ODA-Architecture has been tapped to design 650,000-square-foot twin residential towers that will be the tallest in Harlem.
The caretakers of the Aluminaire House, designed by Lawrence Kocher and Albert Frey for a 1931 exhibition, want to move the structure to Sunnyside Gardens in Queens; the Landmarks Preservation Commission (LPC) will hold a hearing about it on 10.15.13. In addition, the LPC is considering landmark status for the Graybar Building at 125 Park Avenue and three hotels in the wake of the planned rezoning of Midtown East.
Joel Sanders Architect has designed “A Queer History of Fashion: From the Closet to the Catwalk,” now on view through 01.04.14 at The Museum of Fashion Institute of Technology.
The Historic Districts Council is calling for applications for the 2014 Six to Celebrate. The selected groups will receive hands-on help strategizing and implementing all aspects of their efforts over the course of the 2014 calendar year, as well as ongoing support.

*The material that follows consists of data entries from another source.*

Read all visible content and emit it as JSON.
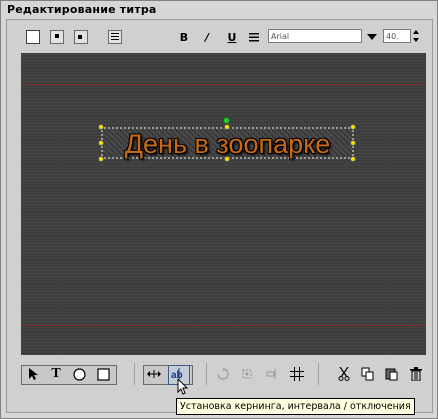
{
  "window": {
    "title": "Редактирование титра"
  },
  "toolbar": {
    "bold_label": "B",
    "italic_label": "/",
    "underline_label": "U",
    "font_name": "Arial",
    "font_size": "40."
  },
  "canvas": {
    "title_text": "День в зоопарке"
  },
  "bottom_toolbar": {
    "text_tool_label": "T"
  },
  "tooltip": {
    "text": "Установка кернинга, интервала / отключения"
  }
}
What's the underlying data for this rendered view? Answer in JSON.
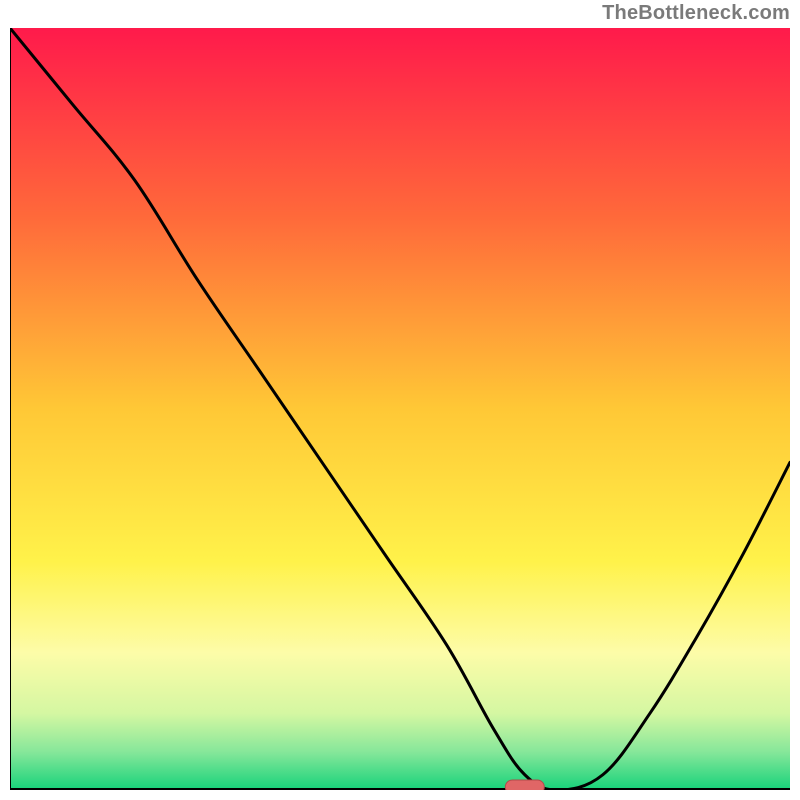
{
  "attribution": "TheBottleneck.com",
  "chart_data": {
    "type": "line",
    "title": "",
    "xlabel": "",
    "ylabel": "",
    "xlim": [
      0,
      100
    ],
    "ylim": [
      0,
      100
    ],
    "x": [
      0,
      8,
      16,
      24,
      32,
      40,
      48,
      56,
      62,
      66,
      70,
      76,
      82,
      88,
      94,
      100
    ],
    "values": [
      100,
      90,
      80,
      67,
      55,
      43,
      31,
      19,
      8,
      2,
      0,
      2,
      10,
      20,
      31,
      43
    ],
    "marker": {
      "x": 66,
      "y": 0,
      "width": 5,
      "height": 2
    },
    "gradient_stops": [
      {
        "offset": 0.0,
        "color": "#ff1a4b"
      },
      {
        "offset": 0.25,
        "color": "#ff6a3a"
      },
      {
        "offset": 0.5,
        "color": "#ffc836"
      },
      {
        "offset": 0.7,
        "color": "#fff24a"
      },
      {
        "offset": 0.82,
        "color": "#fdfca8"
      },
      {
        "offset": 0.9,
        "color": "#d4f7a2"
      },
      {
        "offset": 0.95,
        "color": "#86e79a"
      },
      {
        "offset": 1.0,
        "color": "#16d27a"
      }
    ],
    "colors": {
      "curve": "#000000",
      "axis": "#000000",
      "marker_fill": "#e06666",
      "marker_stroke": "#b24a4a"
    }
  }
}
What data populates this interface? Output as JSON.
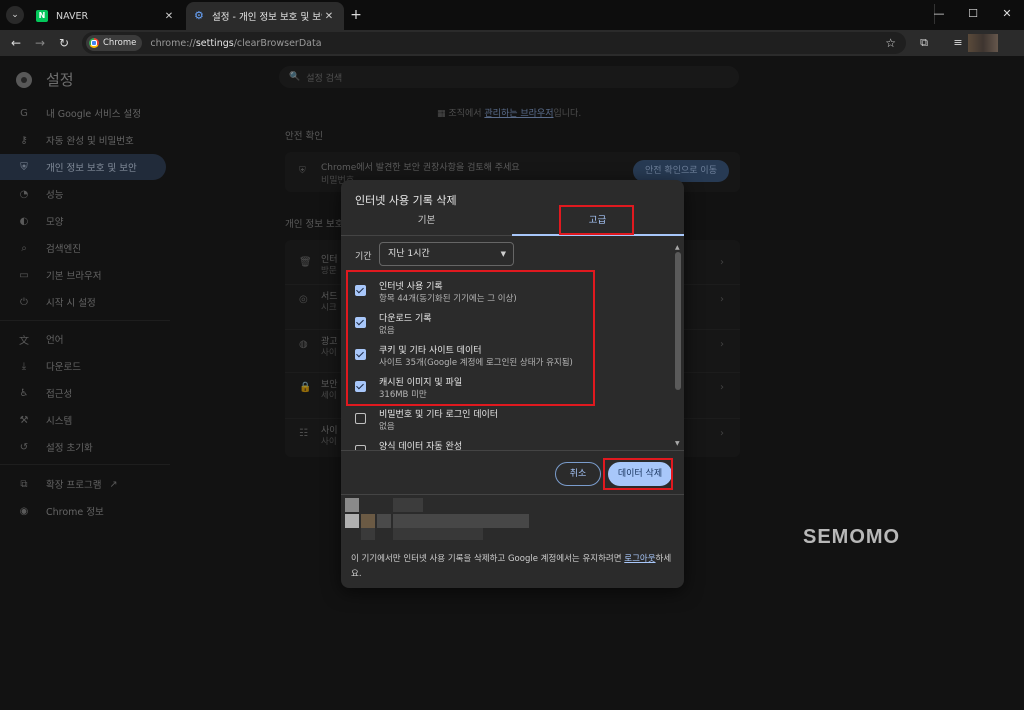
{
  "tabs": [
    {
      "title": "NAVER",
      "favicon": "naver-icon",
      "active": false
    },
    {
      "title": "설정 - 개인 정보 보호 및 보안",
      "favicon": "gear-icon",
      "active": true
    }
  ],
  "address_bar": {
    "chip_label": "Chrome",
    "url_prefix": "chrome://",
    "url_highlight": "settings",
    "url_suffix": "/clearBrowserData"
  },
  "settings": {
    "title": "설정",
    "search_placeholder": "설정 검색",
    "sidebar": [
      {
        "label": "내 Google 서비스 설정",
        "icon": "google-icon"
      },
      {
        "label": "자동 완성 및 비밀번호",
        "icon": "key-icon"
      },
      {
        "label": "개인 정보 보호 및 보안",
        "icon": "shield-icon",
        "active": true
      },
      {
        "label": "성능",
        "icon": "speedometer-icon"
      },
      {
        "label": "모양",
        "icon": "palette-icon"
      },
      {
        "label": "검색엔진",
        "icon": "search-icon"
      },
      {
        "label": "기본 브라우저",
        "icon": "browser-icon"
      },
      {
        "label": "시작 시 설정",
        "icon": "power-icon"
      },
      {
        "label": "언어",
        "icon": "translate-icon"
      },
      {
        "label": "다운로드",
        "icon": "download-icon"
      },
      {
        "label": "접근성",
        "icon": "accessibility-icon"
      },
      {
        "label": "시스템",
        "icon": "wrench-icon"
      },
      {
        "label": "설정 초기화",
        "icon": "reset-icon"
      },
      {
        "label": "확장 프로그램",
        "icon": "puzzle-icon"
      },
      {
        "label": "Chrome 정보",
        "icon": "chrome-icon"
      }
    ],
    "managed_prefix": "조직에서",
    "managed_link": "관리하는 브라우저",
    "managed_suffix": "입니다.",
    "safety_title": "안전 확인",
    "safety_text1": "Chrome에서 발견한 보안 권장사항을 검토해 주세요",
    "safety_text2": "비밀번호",
    "safety_button": "안전 확인으로 이동",
    "privacy_title": "개인 정보 보호",
    "privacy_rows": [
      {
        "t1": "인터",
        "t2": "방문"
      },
      {
        "t1": "서드",
        "t2": "시크"
      },
      {
        "t1": "광고",
        "t2": "사이"
      },
      {
        "t1": "보안",
        "t2": "세이"
      },
      {
        "t1": "사이",
        "t2": "사이"
      }
    ]
  },
  "dialog": {
    "title": "인터넷 사용 기록 삭제",
    "tab_basic": "기본",
    "tab_advanced": "고급",
    "period_label": "기간",
    "period_value": "지난 1시간",
    "options": [
      {
        "title": "인터넷 사용 기록",
        "detail": "항목 44개(동기화된 기기에는 그 이상)",
        "checked": true
      },
      {
        "title": "다운로드 기록",
        "detail": "없음",
        "checked": true
      },
      {
        "title": "쿠키 및 기타 사이트 데이터",
        "detail": "사이트 35개(Google 계정에 로그인된 상태가 유지됨)",
        "checked": true
      },
      {
        "title": "캐시된 이미지 및 파일",
        "detail": "316MB 미만",
        "checked": true
      },
      {
        "title": "비밀번호 및 기타 로그인 데이터",
        "detail": "없음",
        "checked": false
      },
      {
        "title": "양식 데이터 자동 완성",
        "detail": "",
        "checked": false
      }
    ],
    "cancel_label": "취소",
    "delete_label": "데이터 삭제",
    "footer_text": "이 기기에서만 인터넷 사용 기록을 삭제하고 Google 계정에서는 유지하려면",
    "footer_link": "로그아웃",
    "footer_suffix": "하세요."
  },
  "watermark": "SEMOMO",
  "colors": {
    "accent": "#a8c7fa",
    "highlight_box": "#e0191f",
    "naver_green": "#03c75a",
    "sidebar_active": "#34435a"
  }
}
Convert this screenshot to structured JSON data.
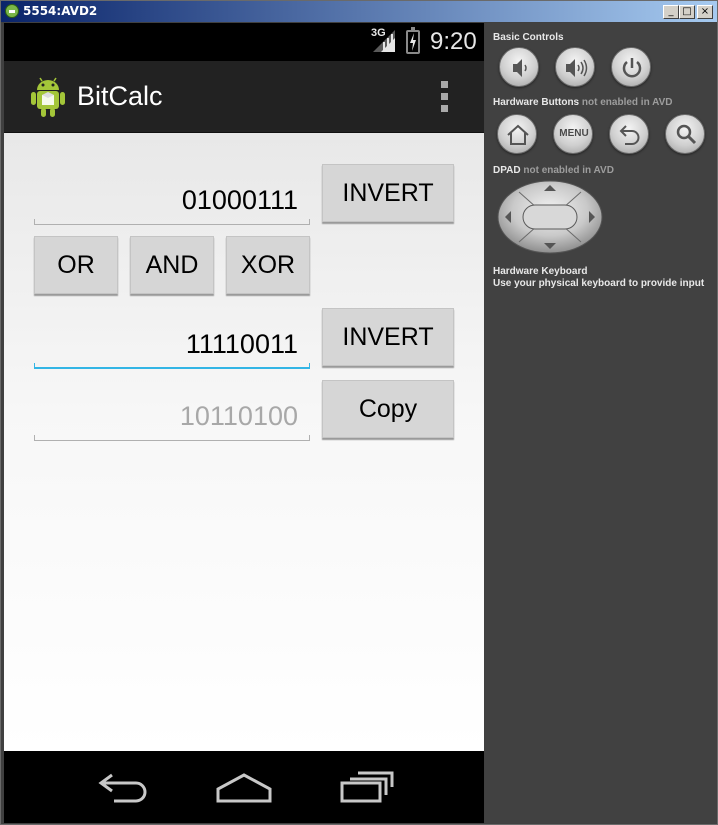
{
  "window": {
    "title": "5554:AVD2",
    "controls": [
      "minimize",
      "maximize",
      "close"
    ]
  },
  "statusbar": {
    "network": "3G",
    "time": "9:20"
  },
  "actionbar": {
    "app_title": "BitCalc",
    "logo_icon": "android-robot-icon",
    "overflow_icon": "overflow-menu-icon"
  },
  "main": {
    "input_a": {
      "value": "01000111"
    },
    "invert_a_label": "INVERT",
    "op_buttons": {
      "or": "OR",
      "and": "AND",
      "xor": "XOR"
    },
    "input_b": {
      "value": "11110011"
    },
    "invert_b_label": "INVERT",
    "result": {
      "value": "10110100"
    },
    "copy_label": "Copy",
    "accent_color": "#33b5e5"
  },
  "navbar": {
    "back_icon": "back-icon",
    "home_icon": "home-icon",
    "recents_icon": "recents-icon"
  },
  "side_panel": {
    "basic_controls": "Basic Controls",
    "hardware_buttons": "Hardware Buttons",
    "hardware_buttons_note": "not enabled in AVD",
    "menu_label": "MENU",
    "dpad": "DPAD",
    "dpad_note": "not enabled in AVD",
    "keyboard_title": "Hardware Keyboard",
    "keyboard_note": "Use your physical keyboard to provide input"
  }
}
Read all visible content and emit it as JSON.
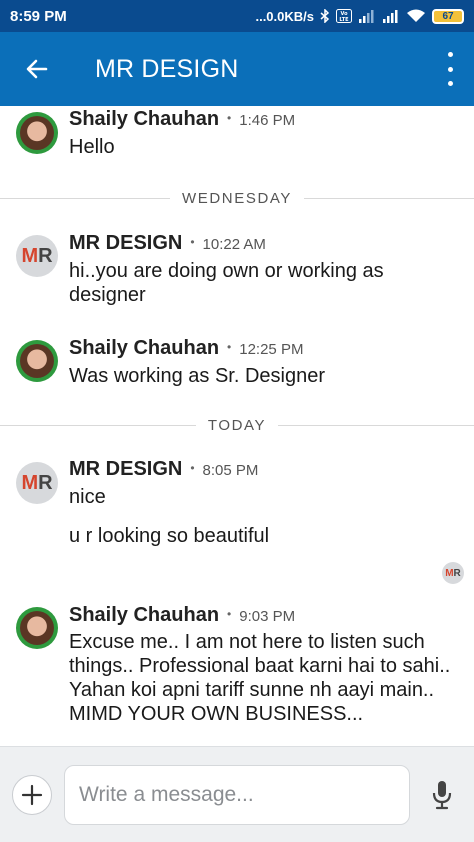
{
  "status_bar": {
    "time": "8:59 PM",
    "network_speed": "...0.0KB/s",
    "battery": "67",
    "icons": [
      "bluetooth-icon",
      "volte-icon",
      "signal-icon",
      "signal-icon",
      "wifi-icon",
      "battery-icon"
    ]
  },
  "app_bar": {
    "title": "MR DESIGN",
    "back_icon": "arrow-left-icon",
    "menu_icon": "more-vertical-icon",
    "colors": {
      "status": "#0a4b8f",
      "bar": "#0b6fb9"
    }
  },
  "messages": [
    {
      "sender": "Shaily Chauhan",
      "time": "1:46 PM",
      "text": "Hello",
      "avatar": "photo"
    },
    {
      "divider": "WEDNESDAY"
    },
    {
      "sender": "MR DESIGN",
      "time": "10:22 AM",
      "text": "hi..you are doing own or working as designer",
      "avatar": "MR"
    },
    {
      "sender": "Shaily Chauhan",
      "time": "12:25 PM",
      "text": "Was working as Sr. Designer",
      "avatar": "photo"
    },
    {
      "divider": "TODAY"
    },
    {
      "sender": "MR DESIGN",
      "time": "8:05 PM",
      "text": "nice",
      "text2": "u r looking so beautiful",
      "avatar": "MR"
    },
    {
      "sender": "Shaily Chauhan",
      "time": "9:03 PM",
      "text": "Excuse me.. I am not here to listen such things.. Professional baat karni hai to sahi.. Yahan koi apni tariff sunne nh aayi main.. MIMD YOUR OWN BUSINESS...",
      "avatar": "photo"
    }
  ],
  "avatar_initials": {
    "m": "M",
    "r": "R"
  },
  "composer": {
    "placeholder": "Write a message...",
    "add_icon": "plus-icon",
    "mic_icon": "microphone-icon"
  }
}
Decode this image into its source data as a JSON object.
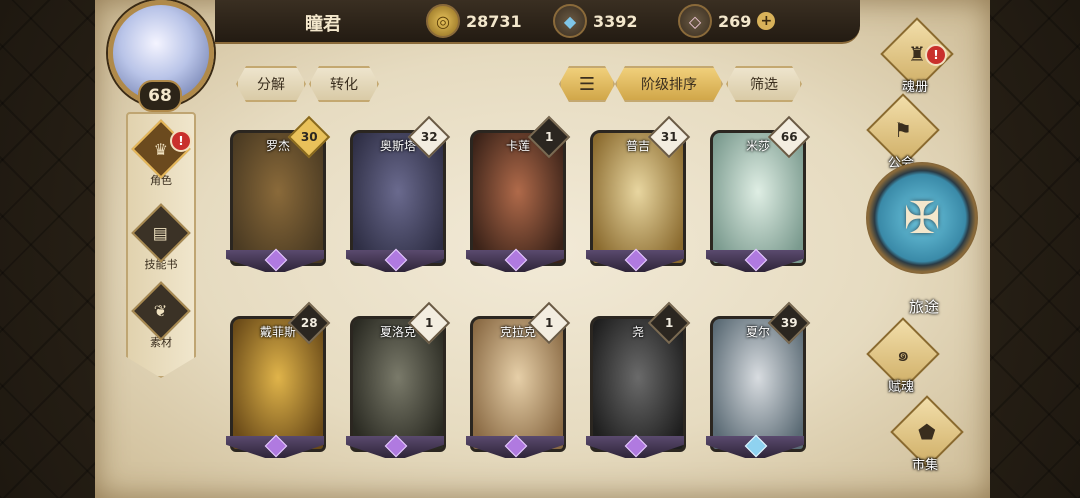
{
  "player": {
    "name": "瞳君",
    "level": "68"
  },
  "resources": [
    {
      "icon": "coin-icon",
      "value": "28731"
    },
    {
      "icon": "crystal-icon",
      "value": "3392"
    },
    {
      "icon": "pink-gem-icon",
      "value": "269"
    }
  ],
  "sidebar": {
    "items": [
      {
        "label": "角色",
        "icon": "character-icon",
        "alert": "!"
      },
      {
        "label": "技能书",
        "icon": "skill-book-icon"
      },
      {
        "label": "素材",
        "icon": "material-icon"
      }
    ]
  },
  "toolbar": {
    "decompose": "分解",
    "convert": "转化",
    "sort_by_tier": "阶级排序",
    "filter": "筛选"
  },
  "cards": [
    {
      "name": "罗杰",
      "level": "30",
      "style": "gold",
      "colors": [
        "#8a6a3a",
        "#4a3a22"
      ],
      "gem": "purple"
    },
    {
      "name": "奥斯塔",
      "level": "32",
      "style": "light",
      "colors": [
        "#6a6a8e",
        "#2e2e44"
      ],
      "gem": "purple"
    },
    {
      "name": "卡莲",
      "level": "1",
      "style": "dark",
      "colors": [
        "#b06a4a",
        "#3a2218"
      ],
      "gem": "purple"
    },
    {
      "name": "普吉",
      "level": "31",
      "style": "light",
      "colors": [
        "#e8d6a0",
        "#8a6a2e"
      ],
      "gem": "purple"
    },
    {
      "name": "米莎",
      "level": "66",
      "style": "light",
      "colors": [
        "#dfeee4",
        "#7a9a8e"
      ],
      "gem": "purple"
    },
    {
      "name": "戴菲斯",
      "level": "28",
      "style": "dark",
      "colors": [
        "#e0b44a",
        "#6a4a18"
      ],
      "gem": "purple"
    },
    {
      "name": "夏洛克",
      "level": "1",
      "style": "light",
      "colors": [
        "#7a7a6a",
        "#2a2a22"
      ],
      "gem": "purple"
    },
    {
      "name": "克拉克",
      "level": "1",
      "style": "light",
      "colors": [
        "#e6cfa8",
        "#8a6a44"
      ],
      "gem": "purple"
    },
    {
      "name": "尧",
      "level": "1",
      "style": "dark",
      "colors": [
        "#6a6a6a",
        "#1e1e1e"
      ],
      "gem": "purple"
    },
    {
      "name": "夏尔",
      "level": "39",
      "style": "dark",
      "colors": [
        "#d8dce0",
        "#5a6a74"
      ],
      "gem": "blue"
    }
  ],
  "right_nav": {
    "soul_book": {
      "label": "魂册",
      "alert": "!"
    },
    "guild": {
      "label": "公会"
    },
    "journey": {
      "label": "旅途"
    },
    "soul_endow": {
      "label": "赋魂"
    },
    "market": {
      "label": "市集"
    }
  }
}
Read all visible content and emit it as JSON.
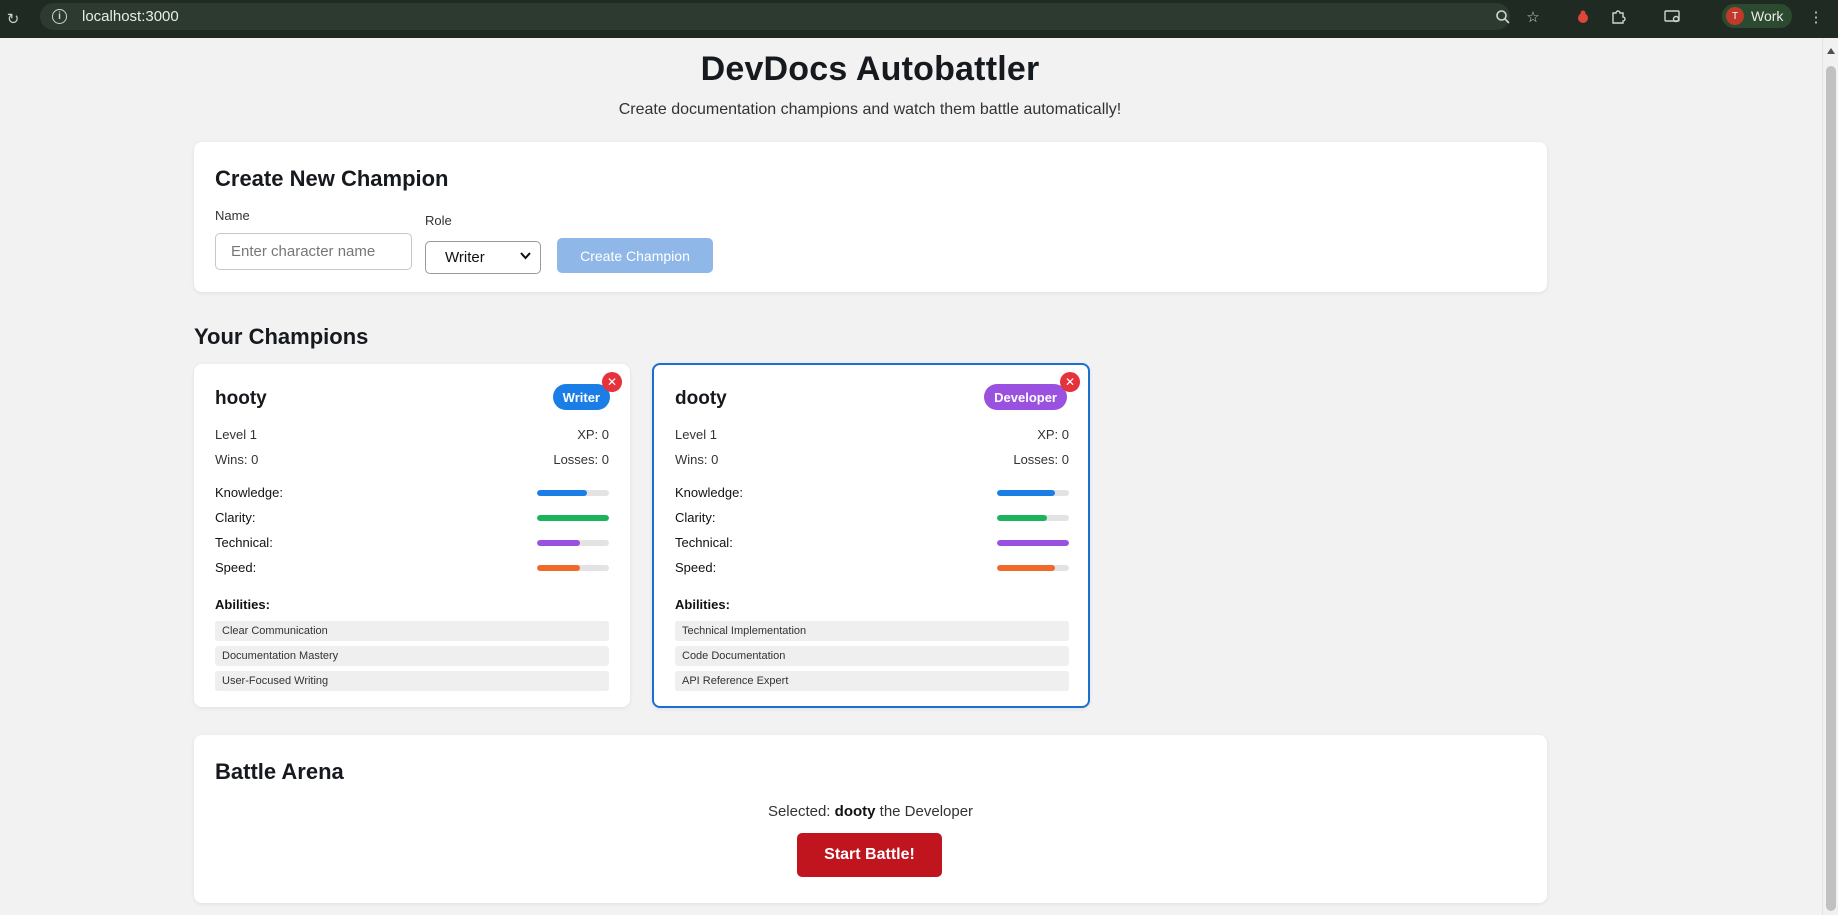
{
  "browser": {
    "url": "localhost:3000",
    "profile_name": "Work",
    "profile_initial": "T",
    "icons": [
      "reload-icon",
      "site-info-icon",
      "zoom-icon",
      "star-icon",
      "extension-puzzle-icon",
      "media-router-icon",
      "menu-dots-icon"
    ]
  },
  "header": {
    "title": "DevDocs Autobattler",
    "subtitle": "Create documentation champions and watch them battle automatically!"
  },
  "create": {
    "title": "Create New Champion",
    "name_label": "Name",
    "name_placeholder": "Enter character name",
    "name_value": "",
    "role_label": "Role",
    "role_value": "Writer",
    "button_label": "Create Champion"
  },
  "champions_title": "Your Champions",
  "champions": [
    {
      "name": "hooty",
      "role": "Writer",
      "role_color": "#1a7ee6",
      "level": "Level 1",
      "xp": "XP: 0",
      "wins": "Wins: 0",
      "losses": "Losses: 0",
      "selected": false,
      "stats": [
        {
          "label": "Knowledge:",
          "value": 0.7,
          "color": "#1a7ee6"
        },
        {
          "label": "Clarity:",
          "value": 1.0,
          "color": "#1cb35c"
        },
        {
          "label": "Technical:",
          "value": 0.6,
          "color": "#9b51e0"
        },
        {
          "label": "Speed:",
          "value": 0.6,
          "color": "#f26a2a"
        }
      ],
      "abilities_label": "Abilities:",
      "abilities": [
        "Clear Communication",
        "Documentation Mastery",
        "User-Focused Writing"
      ]
    },
    {
      "name": "dooty",
      "role": "Developer",
      "role_color": "#9b51e0",
      "level": "Level 1",
      "xp": "XP: 0",
      "wins": "Wins: 0",
      "losses": "Losses: 0",
      "selected": true,
      "stats": [
        {
          "label": "Knowledge:",
          "value": 0.8,
          "color": "#1a7ee6"
        },
        {
          "label": "Clarity:",
          "value": 0.7,
          "color": "#1cb35c"
        },
        {
          "label": "Technical:",
          "value": 1.0,
          "color": "#9b51e0"
        },
        {
          "label": "Speed:",
          "value": 0.8,
          "color": "#f26a2a"
        }
      ],
      "abilities_label": "Abilities:",
      "abilities": [
        "Technical Implementation",
        "Code Documentation",
        "API Reference Expert"
      ]
    }
  ],
  "arena": {
    "title": "Battle Arena",
    "selected_prefix": "Selected:",
    "selected_name": "dooty",
    "selected_suffix": "the Developer",
    "button_label": "Start Battle!"
  }
}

The Preservation League is seeking nominations from local and regional preservation organizations, advocacy groups, municipalities, and others for its 2014-15 list of New York State’s most endangered places, Seven to Save.
DoCoMoMo US Tour Day is being held the weekend of 10.05 –06.13 in coordination with DoCoMoMo Tri-State. Local tours include “Midtown at Risk,” Empire State Plaza, and Paul Rudolph’s Orange County Government Center. Traveling? Tours are scheduled across the country.
Jean Nouvel’s Jane’s Carousel in Brooklyn Bridge Park, inundated by water during Hurricane Sandy, has been fitted with an Aqua Fence system consisting of 44 four-foot-high watertight panels to protect it from rising tides.
Dancers from the New York City Ballet use 4 WTC as their stage for a dance called “New Beginnings.”